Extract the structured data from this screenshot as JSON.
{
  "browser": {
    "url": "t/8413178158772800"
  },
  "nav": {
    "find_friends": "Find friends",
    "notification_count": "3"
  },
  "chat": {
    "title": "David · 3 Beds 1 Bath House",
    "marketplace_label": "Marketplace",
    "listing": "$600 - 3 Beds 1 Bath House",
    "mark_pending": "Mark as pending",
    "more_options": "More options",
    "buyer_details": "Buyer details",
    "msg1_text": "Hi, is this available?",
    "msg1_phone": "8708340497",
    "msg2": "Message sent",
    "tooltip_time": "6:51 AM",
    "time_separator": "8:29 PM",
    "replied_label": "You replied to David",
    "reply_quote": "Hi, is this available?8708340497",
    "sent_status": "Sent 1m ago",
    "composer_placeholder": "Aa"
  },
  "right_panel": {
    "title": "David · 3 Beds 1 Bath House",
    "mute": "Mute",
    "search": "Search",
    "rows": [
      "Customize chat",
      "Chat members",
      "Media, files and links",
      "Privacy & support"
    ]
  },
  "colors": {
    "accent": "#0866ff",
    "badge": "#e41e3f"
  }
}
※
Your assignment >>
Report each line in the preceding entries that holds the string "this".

Finished exercise >>
Extract the structured data from this screenshot as JSON.
    "msg1_text": "Hi, is this available?",
    "reply_quote": "Hi, is this available?8708340497",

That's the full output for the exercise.